BERMAN: And in terms of the effect it's having on the Democratic Party, you -- and I think this is a great thing to look at -- you look at special elections. And it's not always about who wins or loses special elections. It's about the margins.

ENTEN: It's about the margins.

So, there was the California 22nd special election that occurred last week and I think a lot of people weren't paying that much attention. It was Devin Nunes' old district. Because the districts basically can get torn up through redistricting. This district will not exist in a year.

But it's the baseline. It's comparing the result to the baseline. This was a jungle primary so all the Republicans and all the Democrats ran against each other in one round. And what did we see? We saw the total GOP vote -- look at that -- 66% -- a 32-point margin.

Compare that to the 2020 presidential baseline. The Republicans outperformed this by 14 points. The margin then was only about five or six. In terms of the margin, it was a 27-point overperformance.

This was the type of thing when we went back in 2018 and were like oh my God, look at all these great Democratic overperformances. This was a huge Republican overperformance.

BERMAN: And again, it's just a matter of Republicans doing better than they had in this same place. Not always about winning or losing and that's something -- the Republicans -- you see some strength there overall.

ENTEN: I do. So, you know, again, it's not just about one poll. It's not just about one election. It's about looking at the elections in total. So these are all the GOP state and federal legislative special elections through this point in the year. This is the average margin comparing this cycle with the last cycle. In 2022, the GOP, on average, is outperforming Trump by nine points. What a switcheroo from where we were in 2018 where the GOP was underperforming. Look at this -- underperforming Trump by 14 points. Of course, that led to a huge Democrat tidal wave that November.

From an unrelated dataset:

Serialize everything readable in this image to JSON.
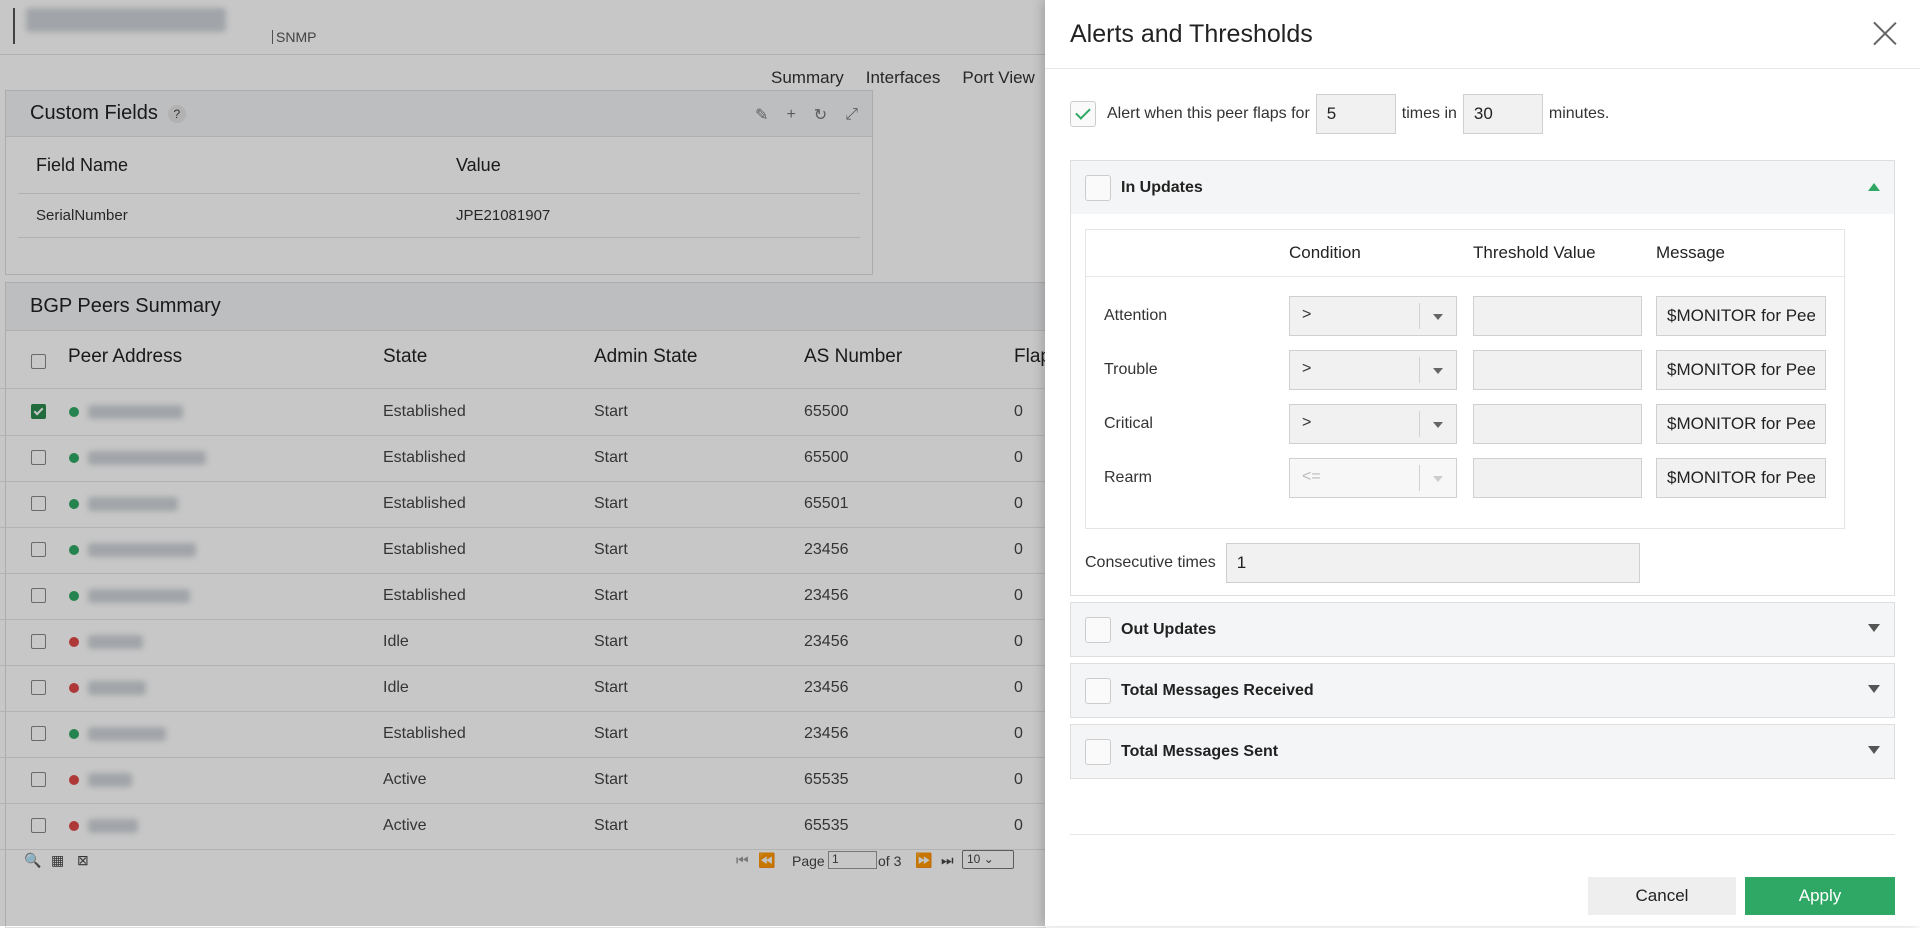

BERMAN: Finally, one of the things driving this, the economy -- or economic concerns, I should say.

ENTEN: Yes, economic concerns. So, you know, look, we spoke about this earlier in the week. If you look at jobs, the economy is doing pretty good. If you look at inflation, not so good.

How do voters see it? How do Americans see it? This is the University of Michigan Consumer Confidence Index through this point of presidency. Look at that -- just 66 in April of 2022. Going back since 1978 it is tied for the lowest. It was 66 in April of 1982. Of course, that was a good year for Democrats in the House of Representatives with a Republican president.

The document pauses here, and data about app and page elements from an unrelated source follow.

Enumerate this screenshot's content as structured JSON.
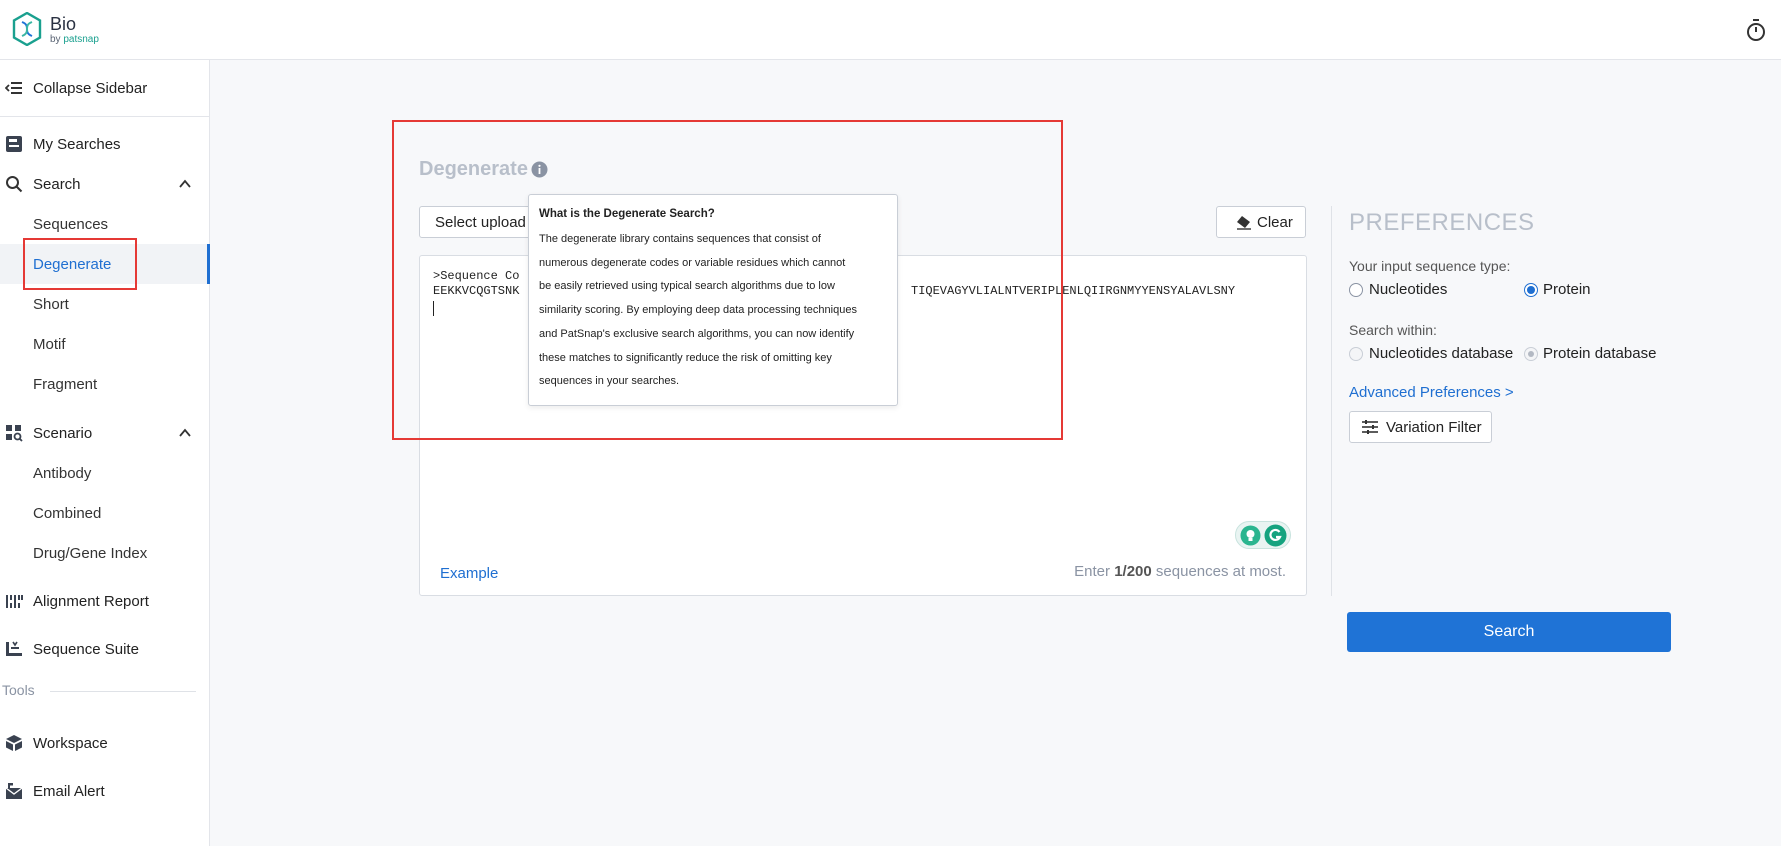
{
  "brand": {
    "name": "Bio",
    "sub_prefix": "by",
    "sub_brand": "patsnap"
  },
  "sidebar": {
    "collapse_label": "Collapse Sidebar",
    "my_searches": "My Searches",
    "search": "Search",
    "search_items": [
      "Sequences",
      "Degenerate",
      "Short",
      "Motif",
      "Fragment"
    ],
    "scenario": "Scenario",
    "scenario_items": [
      "Antibody",
      "Combined",
      "Drug/Gene Index"
    ],
    "alignment_report": "Alignment Report",
    "sequence_suite": "Sequence Suite",
    "tools_label": "Tools",
    "workspace": "Workspace",
    "email_alert": "Email Alert",
    "active_item": "Degenerate"
  },
  "main": {
    "title": "Degenerate",
    "upload_select": "Select upload m",
    "clear_label": "Clear",
    "sequence_lines": [
      ">Sequence Co",
      "EEKKVCQGTSNK"
    ],
    "sequence_tail": "TIQEVAGYVLIALNTVERIPLENLQIIRGNMYYENSYALAVLSNY",
    "example_label": "Example",
    "counter_prefix": "Enter ",
    "counter_value": "1/200",
    "counter_suffix": " sequences at most."
  },
  "tooltip": {
    "title": "What is the Degenerate Search?",
    "body_lines": [
      "The degenerate library contains sequences that consist of",
      "numerous degenerate codes or variable residues which cannot",
      "be easily retrieved using typical search algorithms due to low",
      "similarity scoring. By employing deep data processing techniques",
      "and PatSnap's exclusive search algorithms, you can now identify",
      "these matches to significantly reduce the risk of omitting key",
      "sequences in your searches."
    ]
  },
  "preferences": {
    "title": "PREFERENCES",
    "input_type_label": "Your input sequence type:",
    "input_options": [
      "Nucleotides",
      "Protein"
    ],
    "input_selected": "Protein",
    "search_within_label": "Search within:",
    "within_options": [
      "Nucleotides database",
      "Protein database"
    ],
    "within_selected": "Protein database",
    "advanced_link": "Advanced Preferences >",
    "variation_filter": "Variation Filter",
    "search_button": "Search"
  },
  "colors": {
    "accent": "#1f73d6",
    "annotation": "#e53935",
    "brand_teal": "#1aa08f"
  }
}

And I'll just note if you don't believe that the economy is hurting the Democrats and Joe Biden, look at the net approval rating. That's approval minus disapproval. Joe Biden, at this point, minus-23 points. That is the worst on record since they started asking about economic job approval ratings back in 1978 with Jimmy Carter, who, of course, ended up -- the economy ate his presidency and put it to bits.

BERMAN: Harry Enten, thank you for being with us this morning.

ENTEN: Thank you, sir.

BERMAN: New Day continues right now.

KEILAR: Good morning to viewers in the U.S. and all around the world. It is Friday, April 15. I'm Brianna Keilar in Lviv, Ukraine, with John Berman in New York.

After the sinking of a Russian warship that Ukraine claims to have hit with a missile, there was a flurry of Russian strikes that we saw overnight and into this morning all across Ukraine here. The sinking of the Moskva, the crown jewel of Russia's Black Sea fleet, would be an enormous achievement for the Ukrainian military and it's a devastating setback for the Kremlin.

The Pentagon says it has no reason to dispute Ukraine's claim, though it cannot fully verify it.

Overnight, the Russian military says that it struck a military facility on the outskirts of Kyiv with a cruise missile. The Kremlin threatening to hit the capital here two days ago.

Russian forces are also rapidly building their presence in eastern Ukraine. Widespread shelling already being reported in the region. BERMAN: There are also reports of active hostilities and shelling around Izium and in Kharkiv as Russian troops continue their attacks there.

And a chilling warning from CIA Dir. William Burns. He says the potential for Russia to use tactical or low-yield nuclear weapons in Ukraine cannot --